» **What you are asked to do**:
Could you filter the data below down to the lines that hold the word "MAPPING"?

» **Data section**:
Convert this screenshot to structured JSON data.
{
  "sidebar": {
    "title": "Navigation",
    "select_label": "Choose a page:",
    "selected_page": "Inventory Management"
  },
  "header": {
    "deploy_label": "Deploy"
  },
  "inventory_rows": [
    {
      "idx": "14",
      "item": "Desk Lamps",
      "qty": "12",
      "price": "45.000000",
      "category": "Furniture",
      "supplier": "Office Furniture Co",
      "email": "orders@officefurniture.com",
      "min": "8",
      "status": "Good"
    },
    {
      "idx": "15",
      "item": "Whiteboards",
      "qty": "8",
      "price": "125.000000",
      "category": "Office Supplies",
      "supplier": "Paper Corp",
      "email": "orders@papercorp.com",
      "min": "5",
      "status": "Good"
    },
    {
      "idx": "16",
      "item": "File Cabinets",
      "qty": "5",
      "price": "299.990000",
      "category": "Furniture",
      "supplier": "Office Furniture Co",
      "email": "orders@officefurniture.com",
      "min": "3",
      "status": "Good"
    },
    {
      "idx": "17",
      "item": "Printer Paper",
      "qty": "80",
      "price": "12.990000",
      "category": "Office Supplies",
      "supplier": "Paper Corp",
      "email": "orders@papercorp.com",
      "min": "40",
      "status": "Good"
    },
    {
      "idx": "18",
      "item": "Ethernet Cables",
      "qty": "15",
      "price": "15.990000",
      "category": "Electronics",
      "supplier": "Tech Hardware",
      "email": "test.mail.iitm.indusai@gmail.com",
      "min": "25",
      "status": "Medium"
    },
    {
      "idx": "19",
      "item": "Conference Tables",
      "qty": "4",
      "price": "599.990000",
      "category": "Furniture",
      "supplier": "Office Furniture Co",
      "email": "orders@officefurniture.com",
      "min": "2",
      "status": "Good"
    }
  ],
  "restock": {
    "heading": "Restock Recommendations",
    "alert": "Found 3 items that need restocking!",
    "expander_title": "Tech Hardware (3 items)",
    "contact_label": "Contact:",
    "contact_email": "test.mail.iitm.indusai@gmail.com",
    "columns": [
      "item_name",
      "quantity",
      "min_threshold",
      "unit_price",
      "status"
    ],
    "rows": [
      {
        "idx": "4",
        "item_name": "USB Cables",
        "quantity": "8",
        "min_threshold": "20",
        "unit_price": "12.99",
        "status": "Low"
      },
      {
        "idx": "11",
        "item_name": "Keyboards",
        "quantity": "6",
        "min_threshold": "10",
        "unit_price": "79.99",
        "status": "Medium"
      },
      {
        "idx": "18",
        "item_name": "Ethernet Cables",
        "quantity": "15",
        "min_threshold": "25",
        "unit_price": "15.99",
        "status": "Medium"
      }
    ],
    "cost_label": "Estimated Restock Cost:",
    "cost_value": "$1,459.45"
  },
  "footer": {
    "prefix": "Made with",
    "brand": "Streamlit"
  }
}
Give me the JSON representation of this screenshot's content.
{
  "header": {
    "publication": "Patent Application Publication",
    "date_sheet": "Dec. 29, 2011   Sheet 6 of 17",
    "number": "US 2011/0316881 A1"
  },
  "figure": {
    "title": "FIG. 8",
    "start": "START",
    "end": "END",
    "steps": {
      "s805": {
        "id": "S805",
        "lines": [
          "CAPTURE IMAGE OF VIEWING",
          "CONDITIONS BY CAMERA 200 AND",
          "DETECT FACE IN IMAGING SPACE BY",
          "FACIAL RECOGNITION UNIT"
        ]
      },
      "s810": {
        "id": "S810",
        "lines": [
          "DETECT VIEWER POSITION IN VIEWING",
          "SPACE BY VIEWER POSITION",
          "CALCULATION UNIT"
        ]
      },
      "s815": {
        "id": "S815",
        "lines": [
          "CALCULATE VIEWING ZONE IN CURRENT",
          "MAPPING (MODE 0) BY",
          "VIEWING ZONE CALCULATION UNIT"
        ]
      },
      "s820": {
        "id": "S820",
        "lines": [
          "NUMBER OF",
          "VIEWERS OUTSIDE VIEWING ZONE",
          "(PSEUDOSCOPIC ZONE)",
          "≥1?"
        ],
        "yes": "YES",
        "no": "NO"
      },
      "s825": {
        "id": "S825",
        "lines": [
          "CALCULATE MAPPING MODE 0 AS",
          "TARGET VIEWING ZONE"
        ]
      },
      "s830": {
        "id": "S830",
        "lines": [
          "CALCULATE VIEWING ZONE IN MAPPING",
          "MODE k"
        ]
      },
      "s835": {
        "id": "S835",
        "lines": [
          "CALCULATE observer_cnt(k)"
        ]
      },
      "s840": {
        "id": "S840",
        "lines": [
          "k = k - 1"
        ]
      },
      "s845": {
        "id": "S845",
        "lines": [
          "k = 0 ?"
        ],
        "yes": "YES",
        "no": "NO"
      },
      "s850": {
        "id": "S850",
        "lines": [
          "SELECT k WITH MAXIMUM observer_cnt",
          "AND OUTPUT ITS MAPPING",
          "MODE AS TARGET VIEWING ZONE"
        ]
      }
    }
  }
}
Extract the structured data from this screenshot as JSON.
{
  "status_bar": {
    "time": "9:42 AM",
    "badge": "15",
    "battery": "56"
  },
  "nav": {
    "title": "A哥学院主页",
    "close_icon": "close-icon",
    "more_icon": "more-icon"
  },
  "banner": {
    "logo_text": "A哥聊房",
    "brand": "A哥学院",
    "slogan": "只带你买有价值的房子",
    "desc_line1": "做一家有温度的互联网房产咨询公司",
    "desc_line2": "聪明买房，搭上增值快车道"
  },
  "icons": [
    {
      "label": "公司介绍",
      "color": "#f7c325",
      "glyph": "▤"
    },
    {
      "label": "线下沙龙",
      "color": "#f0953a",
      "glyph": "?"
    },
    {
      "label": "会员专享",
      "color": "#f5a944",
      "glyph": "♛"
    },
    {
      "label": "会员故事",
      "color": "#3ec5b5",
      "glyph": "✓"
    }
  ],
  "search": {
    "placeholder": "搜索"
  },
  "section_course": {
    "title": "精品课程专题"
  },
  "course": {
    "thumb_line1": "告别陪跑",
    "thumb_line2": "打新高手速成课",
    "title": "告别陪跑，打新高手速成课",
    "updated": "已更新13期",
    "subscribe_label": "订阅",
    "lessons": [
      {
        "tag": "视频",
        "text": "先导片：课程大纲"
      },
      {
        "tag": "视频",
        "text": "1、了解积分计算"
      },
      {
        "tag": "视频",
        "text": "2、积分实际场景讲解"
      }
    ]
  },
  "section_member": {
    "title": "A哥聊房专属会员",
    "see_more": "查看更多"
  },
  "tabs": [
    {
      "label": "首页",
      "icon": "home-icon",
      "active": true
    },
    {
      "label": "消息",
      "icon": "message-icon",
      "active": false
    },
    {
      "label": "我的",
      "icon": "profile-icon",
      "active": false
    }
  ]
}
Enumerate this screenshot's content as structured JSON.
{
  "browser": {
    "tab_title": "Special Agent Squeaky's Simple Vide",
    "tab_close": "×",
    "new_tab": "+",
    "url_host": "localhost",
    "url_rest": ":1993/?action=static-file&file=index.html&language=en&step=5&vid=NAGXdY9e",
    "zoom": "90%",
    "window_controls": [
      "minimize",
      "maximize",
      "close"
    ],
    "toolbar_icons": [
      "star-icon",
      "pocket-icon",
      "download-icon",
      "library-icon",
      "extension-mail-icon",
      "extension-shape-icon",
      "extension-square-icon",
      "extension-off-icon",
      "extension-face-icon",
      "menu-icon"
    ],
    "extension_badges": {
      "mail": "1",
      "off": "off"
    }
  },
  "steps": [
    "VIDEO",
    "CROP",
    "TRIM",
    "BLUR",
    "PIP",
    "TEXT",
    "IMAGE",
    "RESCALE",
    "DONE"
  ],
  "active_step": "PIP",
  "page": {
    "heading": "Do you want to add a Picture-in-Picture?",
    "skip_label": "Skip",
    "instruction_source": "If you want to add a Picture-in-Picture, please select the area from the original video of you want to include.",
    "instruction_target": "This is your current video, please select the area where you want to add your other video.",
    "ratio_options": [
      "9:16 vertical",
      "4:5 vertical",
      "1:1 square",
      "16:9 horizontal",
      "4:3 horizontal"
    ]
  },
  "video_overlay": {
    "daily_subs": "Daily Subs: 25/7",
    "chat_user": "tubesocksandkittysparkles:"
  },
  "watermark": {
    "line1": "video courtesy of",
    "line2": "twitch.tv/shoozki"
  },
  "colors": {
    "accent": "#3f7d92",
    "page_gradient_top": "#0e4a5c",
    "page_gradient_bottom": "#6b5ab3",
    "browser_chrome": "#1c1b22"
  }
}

» **Result**:
          "MAPPING (MODE 0) BY",
          "CALCULATE MAPPING MODE 0 AS",
          "CALCULATE VIEWING ZONE IN MAPPING",
          "AND OUTPUT ITS MAPPING",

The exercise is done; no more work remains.